Exactly reproduce each of the entries shown below.

App and web page records
"""

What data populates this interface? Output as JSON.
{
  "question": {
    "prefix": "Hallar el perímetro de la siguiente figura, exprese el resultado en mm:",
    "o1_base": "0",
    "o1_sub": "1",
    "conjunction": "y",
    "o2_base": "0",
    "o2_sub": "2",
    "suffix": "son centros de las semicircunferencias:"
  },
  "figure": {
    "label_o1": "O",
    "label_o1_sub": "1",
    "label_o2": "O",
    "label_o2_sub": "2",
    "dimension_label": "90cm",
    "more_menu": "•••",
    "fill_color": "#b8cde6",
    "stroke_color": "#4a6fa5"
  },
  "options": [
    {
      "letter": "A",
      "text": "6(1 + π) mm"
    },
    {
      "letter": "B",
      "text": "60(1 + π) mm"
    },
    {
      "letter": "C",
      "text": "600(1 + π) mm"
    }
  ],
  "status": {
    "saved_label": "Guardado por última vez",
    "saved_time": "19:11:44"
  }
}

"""

ANSWER BOX
What data populates this interface? Output as JSON.
{
  "question": {
    "prefix": "Hallar el perímetro de la siguiente figura, exprese el resultado en mm:",
    "o1_base": "0",
    "o1_sub": "1",
    "conjunction": "y",
    "o2_base": "0",
    "o2_sub": "2",
    "suffix": "son centros de las semicircunferencias:"
  },
  "figure": {
    "label_o1": "O",
    "label_o1_sub": "1",
    "label_o2": "O",
    "label_o2_sub": "2",
    "dimension_label": "90cm",
    "more_menu": "•••",
    "fill_color": "#b8cde6",
    "stroke_color": "#4a6fa5"
  },
  "options": [
    {
      "letter": "A",
      "text": "6(1 + π) mm"
    },
    {
      "letter": "B",
      "text": "60(1 + π) mm"
    },
    {
      "letter": "C",
      "text": "600(1 + π) mm"
    }
  ],
  "status": {
    "saved_label": "Guardado por última vez",
    "saved_time": "19:11:44"
  }
}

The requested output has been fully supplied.